## [Problem]
Each line with the word "Project" must appear in the answer, copied from the records.

## [Provided entries]
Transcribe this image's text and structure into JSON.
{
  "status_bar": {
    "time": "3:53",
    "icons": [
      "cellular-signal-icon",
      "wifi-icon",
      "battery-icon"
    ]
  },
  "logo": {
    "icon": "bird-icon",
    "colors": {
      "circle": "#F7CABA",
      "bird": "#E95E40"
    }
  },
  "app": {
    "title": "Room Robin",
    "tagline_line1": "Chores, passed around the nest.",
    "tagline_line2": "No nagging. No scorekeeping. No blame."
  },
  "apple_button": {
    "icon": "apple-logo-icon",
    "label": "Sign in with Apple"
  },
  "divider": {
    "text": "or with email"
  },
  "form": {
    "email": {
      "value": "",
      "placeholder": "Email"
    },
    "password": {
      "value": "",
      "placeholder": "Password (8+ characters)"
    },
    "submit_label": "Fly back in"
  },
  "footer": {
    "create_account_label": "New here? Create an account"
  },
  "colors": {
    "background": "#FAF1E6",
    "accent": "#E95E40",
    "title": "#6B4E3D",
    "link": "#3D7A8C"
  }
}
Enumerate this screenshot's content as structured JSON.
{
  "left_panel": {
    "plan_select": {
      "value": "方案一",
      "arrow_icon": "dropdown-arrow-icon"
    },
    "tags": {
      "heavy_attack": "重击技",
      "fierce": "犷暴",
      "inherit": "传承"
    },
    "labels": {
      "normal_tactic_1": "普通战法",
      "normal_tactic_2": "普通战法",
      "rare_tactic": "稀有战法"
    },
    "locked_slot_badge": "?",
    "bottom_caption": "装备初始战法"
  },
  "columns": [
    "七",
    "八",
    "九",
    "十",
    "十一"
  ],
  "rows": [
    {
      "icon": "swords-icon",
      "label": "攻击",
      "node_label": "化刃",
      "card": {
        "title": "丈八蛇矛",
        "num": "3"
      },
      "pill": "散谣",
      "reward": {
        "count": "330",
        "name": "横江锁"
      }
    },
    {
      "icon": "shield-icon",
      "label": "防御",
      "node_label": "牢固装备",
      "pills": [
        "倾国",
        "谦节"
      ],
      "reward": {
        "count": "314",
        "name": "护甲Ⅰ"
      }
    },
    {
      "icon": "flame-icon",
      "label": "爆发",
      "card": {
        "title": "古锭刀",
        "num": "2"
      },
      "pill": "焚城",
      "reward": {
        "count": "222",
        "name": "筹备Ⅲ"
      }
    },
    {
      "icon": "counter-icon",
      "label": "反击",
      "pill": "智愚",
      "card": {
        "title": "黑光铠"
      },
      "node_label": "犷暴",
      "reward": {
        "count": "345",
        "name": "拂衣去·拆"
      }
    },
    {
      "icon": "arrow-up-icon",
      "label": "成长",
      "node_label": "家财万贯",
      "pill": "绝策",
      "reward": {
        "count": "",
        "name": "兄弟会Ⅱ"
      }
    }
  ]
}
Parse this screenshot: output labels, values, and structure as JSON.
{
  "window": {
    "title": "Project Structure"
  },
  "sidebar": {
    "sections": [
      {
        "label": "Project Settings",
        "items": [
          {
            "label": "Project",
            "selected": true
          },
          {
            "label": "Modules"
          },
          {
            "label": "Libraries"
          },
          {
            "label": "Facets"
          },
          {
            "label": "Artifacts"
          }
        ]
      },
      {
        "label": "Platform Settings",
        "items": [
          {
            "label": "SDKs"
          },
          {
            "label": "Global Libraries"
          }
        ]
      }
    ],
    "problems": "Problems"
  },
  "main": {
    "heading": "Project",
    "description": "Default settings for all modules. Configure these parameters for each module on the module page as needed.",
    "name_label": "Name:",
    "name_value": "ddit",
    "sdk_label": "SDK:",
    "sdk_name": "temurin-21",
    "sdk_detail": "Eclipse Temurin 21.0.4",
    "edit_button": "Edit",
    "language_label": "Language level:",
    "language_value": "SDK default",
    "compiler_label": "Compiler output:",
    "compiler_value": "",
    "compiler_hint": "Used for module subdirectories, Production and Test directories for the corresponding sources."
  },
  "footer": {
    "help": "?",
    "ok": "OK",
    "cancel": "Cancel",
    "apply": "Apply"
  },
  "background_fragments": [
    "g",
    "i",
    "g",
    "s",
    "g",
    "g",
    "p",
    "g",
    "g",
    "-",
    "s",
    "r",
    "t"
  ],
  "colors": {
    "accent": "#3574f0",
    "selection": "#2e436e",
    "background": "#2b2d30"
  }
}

## [Result for this task]
    "title": "Project Structure"
        "label": "Project Settings",
            "label": "Project",
    "heading": "Project",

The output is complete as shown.